It should be no surprise that business transfers most often occur involving the owner’s family members and/or employees; but, a sale to family members or employees doesn’t just happen overnight. The business owner who sees his/her business as ultimately an equity that can be traded for a secure future, will be planning the move years – even ten – in advance, and usually with a team of competent financial, legal, and tax advice. Those who think they’ll have no problem finding a buyer just may be in for a sad surprise.
Jim Lorenzen is a CERTIFIED FINANCIAL PLANNER® professional and An Accredited Investment Fiduciary® in his 21st year of private practice as Founding Principal of The Independent Financial Group, a fee-only registered investment advisor with clients located in New York, Florida, and California. He is also licensed for insurance as an independent agent under California license 0C00742. IFG helps specializes in crafting wealth design strategies around life goals by using a proven planning process coupled with a cost-conscious objective and non-conflicted risk management philosophy.
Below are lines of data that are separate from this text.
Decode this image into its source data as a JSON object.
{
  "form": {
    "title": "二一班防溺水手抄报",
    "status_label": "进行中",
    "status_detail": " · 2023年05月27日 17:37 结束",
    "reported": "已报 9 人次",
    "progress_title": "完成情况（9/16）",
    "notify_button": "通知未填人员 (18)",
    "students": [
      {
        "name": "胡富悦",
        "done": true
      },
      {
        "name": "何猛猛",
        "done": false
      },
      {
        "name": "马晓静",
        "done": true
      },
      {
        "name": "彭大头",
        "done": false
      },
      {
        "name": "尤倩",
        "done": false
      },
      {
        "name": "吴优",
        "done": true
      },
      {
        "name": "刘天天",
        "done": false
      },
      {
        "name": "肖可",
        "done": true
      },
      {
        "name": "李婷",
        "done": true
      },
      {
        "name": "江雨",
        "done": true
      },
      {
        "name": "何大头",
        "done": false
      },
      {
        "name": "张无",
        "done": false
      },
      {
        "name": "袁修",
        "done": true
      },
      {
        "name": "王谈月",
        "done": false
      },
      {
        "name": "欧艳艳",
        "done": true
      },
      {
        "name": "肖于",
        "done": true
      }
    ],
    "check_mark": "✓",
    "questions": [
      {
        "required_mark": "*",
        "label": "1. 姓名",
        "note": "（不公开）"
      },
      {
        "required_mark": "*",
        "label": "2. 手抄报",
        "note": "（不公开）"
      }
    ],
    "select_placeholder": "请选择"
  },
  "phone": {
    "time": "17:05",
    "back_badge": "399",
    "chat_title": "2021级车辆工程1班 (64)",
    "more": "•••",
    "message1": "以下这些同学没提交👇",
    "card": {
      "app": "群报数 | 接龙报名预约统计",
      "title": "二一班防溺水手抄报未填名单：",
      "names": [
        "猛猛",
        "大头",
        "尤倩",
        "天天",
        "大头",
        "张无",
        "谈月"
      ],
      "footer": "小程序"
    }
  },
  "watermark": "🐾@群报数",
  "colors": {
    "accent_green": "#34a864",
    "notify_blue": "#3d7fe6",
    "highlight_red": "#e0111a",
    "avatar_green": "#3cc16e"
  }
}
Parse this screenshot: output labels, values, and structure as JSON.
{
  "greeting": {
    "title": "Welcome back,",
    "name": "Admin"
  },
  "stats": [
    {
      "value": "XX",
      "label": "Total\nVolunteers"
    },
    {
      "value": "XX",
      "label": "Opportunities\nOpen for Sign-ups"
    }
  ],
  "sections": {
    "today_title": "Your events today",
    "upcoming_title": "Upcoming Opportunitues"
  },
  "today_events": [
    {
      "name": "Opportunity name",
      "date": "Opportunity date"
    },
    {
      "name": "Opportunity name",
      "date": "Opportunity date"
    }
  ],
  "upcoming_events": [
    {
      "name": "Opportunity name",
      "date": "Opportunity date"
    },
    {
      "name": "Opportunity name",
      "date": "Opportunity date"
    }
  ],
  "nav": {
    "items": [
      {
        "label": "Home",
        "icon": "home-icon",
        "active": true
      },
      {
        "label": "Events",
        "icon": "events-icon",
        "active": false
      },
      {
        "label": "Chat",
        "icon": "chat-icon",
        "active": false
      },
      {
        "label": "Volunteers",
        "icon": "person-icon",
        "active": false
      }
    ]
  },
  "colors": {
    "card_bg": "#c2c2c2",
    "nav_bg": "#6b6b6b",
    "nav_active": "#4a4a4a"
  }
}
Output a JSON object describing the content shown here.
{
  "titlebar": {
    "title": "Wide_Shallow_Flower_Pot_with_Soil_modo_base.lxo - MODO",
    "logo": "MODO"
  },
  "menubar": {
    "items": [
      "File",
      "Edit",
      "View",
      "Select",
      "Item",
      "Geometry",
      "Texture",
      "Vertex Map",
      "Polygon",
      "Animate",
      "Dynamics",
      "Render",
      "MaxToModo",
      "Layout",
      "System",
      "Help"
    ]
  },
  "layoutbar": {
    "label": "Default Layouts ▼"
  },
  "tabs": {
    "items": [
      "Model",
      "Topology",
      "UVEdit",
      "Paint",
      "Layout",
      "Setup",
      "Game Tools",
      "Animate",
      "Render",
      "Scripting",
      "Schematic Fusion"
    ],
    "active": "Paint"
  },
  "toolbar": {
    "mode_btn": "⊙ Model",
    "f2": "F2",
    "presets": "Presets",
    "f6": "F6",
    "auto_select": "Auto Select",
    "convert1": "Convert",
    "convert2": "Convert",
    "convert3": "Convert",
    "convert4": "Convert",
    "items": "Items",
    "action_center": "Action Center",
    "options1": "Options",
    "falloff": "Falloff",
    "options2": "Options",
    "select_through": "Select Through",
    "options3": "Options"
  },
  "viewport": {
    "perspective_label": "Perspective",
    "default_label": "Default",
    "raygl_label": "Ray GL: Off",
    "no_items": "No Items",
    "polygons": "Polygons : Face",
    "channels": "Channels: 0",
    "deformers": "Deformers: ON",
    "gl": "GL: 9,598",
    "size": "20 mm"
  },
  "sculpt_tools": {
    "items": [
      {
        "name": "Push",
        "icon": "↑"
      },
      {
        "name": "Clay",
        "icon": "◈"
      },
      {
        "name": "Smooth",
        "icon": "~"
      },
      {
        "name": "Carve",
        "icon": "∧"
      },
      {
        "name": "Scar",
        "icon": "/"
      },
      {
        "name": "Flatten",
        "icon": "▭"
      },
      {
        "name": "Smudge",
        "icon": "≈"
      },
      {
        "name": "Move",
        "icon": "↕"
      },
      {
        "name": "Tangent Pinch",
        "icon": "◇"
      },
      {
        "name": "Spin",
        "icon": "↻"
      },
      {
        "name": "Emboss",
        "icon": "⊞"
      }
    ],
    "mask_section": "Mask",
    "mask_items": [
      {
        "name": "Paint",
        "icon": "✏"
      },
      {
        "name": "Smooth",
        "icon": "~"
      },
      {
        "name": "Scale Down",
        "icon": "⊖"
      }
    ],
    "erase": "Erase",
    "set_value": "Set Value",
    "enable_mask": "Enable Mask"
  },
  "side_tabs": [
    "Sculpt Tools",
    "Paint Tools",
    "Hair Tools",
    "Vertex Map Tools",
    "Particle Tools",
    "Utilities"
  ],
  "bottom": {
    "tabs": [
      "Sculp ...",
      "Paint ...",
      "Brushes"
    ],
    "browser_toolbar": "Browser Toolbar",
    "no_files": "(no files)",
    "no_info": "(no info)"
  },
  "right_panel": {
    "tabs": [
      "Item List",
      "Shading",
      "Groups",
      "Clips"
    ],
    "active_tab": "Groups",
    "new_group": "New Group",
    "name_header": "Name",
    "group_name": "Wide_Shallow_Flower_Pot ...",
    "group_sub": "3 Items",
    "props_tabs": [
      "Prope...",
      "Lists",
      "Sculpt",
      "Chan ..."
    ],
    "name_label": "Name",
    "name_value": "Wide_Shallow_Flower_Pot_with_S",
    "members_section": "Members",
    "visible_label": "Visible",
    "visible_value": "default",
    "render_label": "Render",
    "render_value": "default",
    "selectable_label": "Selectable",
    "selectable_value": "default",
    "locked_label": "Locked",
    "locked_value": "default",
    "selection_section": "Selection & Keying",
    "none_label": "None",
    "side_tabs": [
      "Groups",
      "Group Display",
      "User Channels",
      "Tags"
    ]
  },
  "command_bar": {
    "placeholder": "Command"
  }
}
The Independent Financial Group does not provide legal or tax advice and nothing contained herein should be construed as securities or investment advice, nor an opinion regarding the appropriateness of any investment to the individual reader. The general information provided should not be acted upon without obtaining specific legal, tax, and investment advice from an appropriate licensed professional.